As word of mouth about Rubin spread, he founded Zeb’s. Short for Zebulon Sound & Light, it shares a moniker with his nickname and a lost tribe of Israel. There he started the weekly singers series, attracting established artists like Roseanna Vitro and emerging ones like Nancy Harms. A guitar festival followed, drawing names like Bucky Pizzarelli and Peter Bernstein. The festival promises to become an annual affair.
But Zeb’s does not claim substantial recognition among the wider jazz public, in part by design. Although the logical next step in its evolution would be to transform it into a club, Rubin said he would not take that step. Like Rollins, who gave up playing clubs years ago, Rubin decries the distractions inherent in them and the hierarchical relationship their owners must develop with those who come through the space.
“It would change the vibe,” he said.
As it stands, Zeb’s contrasts markedly with the slick shops in its high-rent district. With amenities largely limited to self-serve wine and water, Rubin likens it to a community center in the Jewish tradition. While hardly a moneymaker — Rubin rents out Zeb’s for performances, parties and recordings at barely a break-even price — its finances have improved since he joined forces with Cobi Narita, a fabled supporter of jazz causes who helps with the rent and uses the space as needed.
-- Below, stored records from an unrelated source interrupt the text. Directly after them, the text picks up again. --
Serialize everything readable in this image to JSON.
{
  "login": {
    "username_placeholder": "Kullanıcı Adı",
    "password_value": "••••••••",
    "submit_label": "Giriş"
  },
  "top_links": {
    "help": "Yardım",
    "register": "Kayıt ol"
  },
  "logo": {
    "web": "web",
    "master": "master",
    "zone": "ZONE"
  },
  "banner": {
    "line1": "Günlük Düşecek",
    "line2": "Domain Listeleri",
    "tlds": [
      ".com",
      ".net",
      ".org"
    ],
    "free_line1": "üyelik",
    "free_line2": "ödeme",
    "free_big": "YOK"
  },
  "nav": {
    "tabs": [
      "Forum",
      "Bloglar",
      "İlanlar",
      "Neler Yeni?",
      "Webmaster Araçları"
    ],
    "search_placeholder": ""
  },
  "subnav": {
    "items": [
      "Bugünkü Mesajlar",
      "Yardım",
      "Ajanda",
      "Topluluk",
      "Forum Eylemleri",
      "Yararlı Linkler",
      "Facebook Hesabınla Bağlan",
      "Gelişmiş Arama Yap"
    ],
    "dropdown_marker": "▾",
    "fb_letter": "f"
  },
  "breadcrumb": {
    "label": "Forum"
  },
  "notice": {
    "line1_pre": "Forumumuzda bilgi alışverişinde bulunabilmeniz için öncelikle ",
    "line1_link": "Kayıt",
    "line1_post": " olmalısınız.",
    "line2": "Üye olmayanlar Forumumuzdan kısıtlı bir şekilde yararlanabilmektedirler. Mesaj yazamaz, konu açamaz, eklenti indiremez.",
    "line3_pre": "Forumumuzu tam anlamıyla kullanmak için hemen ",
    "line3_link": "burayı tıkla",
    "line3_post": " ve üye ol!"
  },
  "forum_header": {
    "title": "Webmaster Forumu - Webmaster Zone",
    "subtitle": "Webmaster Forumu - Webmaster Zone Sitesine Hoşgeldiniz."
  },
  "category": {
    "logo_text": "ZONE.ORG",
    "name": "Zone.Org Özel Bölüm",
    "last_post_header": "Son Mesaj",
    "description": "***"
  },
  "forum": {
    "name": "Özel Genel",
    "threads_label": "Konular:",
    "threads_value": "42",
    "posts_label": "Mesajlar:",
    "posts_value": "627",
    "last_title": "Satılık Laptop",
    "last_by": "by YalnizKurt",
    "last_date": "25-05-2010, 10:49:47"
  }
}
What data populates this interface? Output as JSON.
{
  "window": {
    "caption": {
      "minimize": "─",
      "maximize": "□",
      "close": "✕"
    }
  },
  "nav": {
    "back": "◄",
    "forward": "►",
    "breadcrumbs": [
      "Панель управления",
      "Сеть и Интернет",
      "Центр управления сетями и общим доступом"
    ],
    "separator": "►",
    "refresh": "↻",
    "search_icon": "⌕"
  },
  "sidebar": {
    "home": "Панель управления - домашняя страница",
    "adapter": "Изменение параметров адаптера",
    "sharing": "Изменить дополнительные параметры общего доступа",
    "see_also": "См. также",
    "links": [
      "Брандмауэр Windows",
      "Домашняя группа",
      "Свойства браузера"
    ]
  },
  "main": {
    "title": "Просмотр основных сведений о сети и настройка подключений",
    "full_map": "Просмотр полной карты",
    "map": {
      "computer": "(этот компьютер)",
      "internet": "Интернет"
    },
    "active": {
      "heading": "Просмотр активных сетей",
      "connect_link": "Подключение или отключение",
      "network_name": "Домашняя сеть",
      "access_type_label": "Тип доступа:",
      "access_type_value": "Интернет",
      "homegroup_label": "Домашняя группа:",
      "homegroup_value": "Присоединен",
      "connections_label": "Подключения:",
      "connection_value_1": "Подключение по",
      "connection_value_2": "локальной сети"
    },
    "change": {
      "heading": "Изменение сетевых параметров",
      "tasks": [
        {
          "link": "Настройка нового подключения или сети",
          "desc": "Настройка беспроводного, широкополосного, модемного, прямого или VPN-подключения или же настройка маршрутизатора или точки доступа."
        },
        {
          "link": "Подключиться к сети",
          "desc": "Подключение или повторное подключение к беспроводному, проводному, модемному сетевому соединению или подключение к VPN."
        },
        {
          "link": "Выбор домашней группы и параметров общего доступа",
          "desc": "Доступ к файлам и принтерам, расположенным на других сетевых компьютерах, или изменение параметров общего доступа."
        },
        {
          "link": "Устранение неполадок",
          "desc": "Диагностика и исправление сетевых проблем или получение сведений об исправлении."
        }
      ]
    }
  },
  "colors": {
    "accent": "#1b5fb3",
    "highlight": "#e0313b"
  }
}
That was in August, the same month he started working with Rollins — a confluence of events that suggests Rubin has been on something of a roll. According to Ben Meigners, an Israeli bassist who belongs to the Zebtet, Rubin may be more confident now than at any time in the decade he has known him. For all his confidence, though, Rubin seems unlikely to adopt the individualistic mindset of the striver anytime soon.
“This isn’t about single people, it’s about community,” he said. “That’s what I treasure.”
Phillip Lutz lives and writes in New York. His work has appeared in Newsday, DownBeat and, for 25 years, The New York Times.